|WO2011079061A1 *||Dec 20, 2010||Jun 30, 2011||E2Interactive, Inc. D/B/A E2Interactive, Inc.||Systems and methods for authorizing use of validly sold merchandise|
|Cooperative Classification||G06Q10/00, G06Q30/00|

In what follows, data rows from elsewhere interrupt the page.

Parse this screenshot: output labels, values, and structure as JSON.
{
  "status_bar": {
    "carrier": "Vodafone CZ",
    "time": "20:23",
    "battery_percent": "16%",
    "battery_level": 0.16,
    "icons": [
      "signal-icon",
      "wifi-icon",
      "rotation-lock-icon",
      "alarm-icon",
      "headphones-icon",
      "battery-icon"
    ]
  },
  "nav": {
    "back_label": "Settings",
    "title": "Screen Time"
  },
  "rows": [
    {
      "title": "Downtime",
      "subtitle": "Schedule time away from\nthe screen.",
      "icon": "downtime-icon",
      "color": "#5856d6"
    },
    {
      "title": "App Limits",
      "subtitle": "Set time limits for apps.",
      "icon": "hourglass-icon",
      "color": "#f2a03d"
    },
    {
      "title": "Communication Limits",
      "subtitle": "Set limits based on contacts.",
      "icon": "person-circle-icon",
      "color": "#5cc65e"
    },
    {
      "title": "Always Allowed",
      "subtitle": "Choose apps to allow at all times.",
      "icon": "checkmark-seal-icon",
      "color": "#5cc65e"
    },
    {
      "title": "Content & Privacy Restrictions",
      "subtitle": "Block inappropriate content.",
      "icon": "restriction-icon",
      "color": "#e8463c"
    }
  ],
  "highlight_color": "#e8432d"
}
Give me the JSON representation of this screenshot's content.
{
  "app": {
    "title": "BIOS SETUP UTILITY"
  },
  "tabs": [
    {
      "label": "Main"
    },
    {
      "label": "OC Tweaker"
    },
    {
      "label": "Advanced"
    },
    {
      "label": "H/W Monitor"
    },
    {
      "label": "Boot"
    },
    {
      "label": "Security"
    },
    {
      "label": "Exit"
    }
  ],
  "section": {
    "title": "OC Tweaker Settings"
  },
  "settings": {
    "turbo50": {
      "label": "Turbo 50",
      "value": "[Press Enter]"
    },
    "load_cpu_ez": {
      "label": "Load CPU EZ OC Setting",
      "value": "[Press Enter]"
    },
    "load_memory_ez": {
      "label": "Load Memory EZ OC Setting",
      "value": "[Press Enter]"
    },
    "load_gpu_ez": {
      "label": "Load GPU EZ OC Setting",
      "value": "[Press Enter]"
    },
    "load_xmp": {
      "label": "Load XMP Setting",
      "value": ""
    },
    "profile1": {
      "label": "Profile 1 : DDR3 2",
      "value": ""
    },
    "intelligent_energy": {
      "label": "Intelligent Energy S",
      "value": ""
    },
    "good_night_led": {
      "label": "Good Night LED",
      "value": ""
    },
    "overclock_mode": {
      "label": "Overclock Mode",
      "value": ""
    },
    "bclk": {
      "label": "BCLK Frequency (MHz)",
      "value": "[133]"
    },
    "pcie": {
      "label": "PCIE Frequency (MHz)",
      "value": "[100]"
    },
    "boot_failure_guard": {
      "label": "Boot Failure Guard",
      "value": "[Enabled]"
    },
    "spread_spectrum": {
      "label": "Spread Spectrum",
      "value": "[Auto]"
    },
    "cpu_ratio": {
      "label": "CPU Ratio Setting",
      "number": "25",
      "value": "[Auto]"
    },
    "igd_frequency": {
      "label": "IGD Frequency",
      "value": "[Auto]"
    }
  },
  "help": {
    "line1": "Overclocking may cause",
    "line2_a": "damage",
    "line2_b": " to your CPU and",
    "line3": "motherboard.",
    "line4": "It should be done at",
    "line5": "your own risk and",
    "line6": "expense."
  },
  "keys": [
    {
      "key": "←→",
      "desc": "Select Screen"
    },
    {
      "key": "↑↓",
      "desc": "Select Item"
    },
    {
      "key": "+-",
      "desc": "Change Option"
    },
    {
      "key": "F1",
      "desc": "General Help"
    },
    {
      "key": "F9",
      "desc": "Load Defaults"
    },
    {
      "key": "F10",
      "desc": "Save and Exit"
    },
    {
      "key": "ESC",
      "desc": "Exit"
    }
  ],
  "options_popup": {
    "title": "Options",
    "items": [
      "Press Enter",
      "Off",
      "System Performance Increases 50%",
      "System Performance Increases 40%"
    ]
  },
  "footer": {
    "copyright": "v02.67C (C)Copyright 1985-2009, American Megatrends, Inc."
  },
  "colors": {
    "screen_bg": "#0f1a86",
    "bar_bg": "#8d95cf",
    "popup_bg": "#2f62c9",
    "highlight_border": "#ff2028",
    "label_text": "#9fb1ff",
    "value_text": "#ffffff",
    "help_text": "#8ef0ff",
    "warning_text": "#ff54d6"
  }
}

|European Classification||G06Q10/00, G06Q30/00|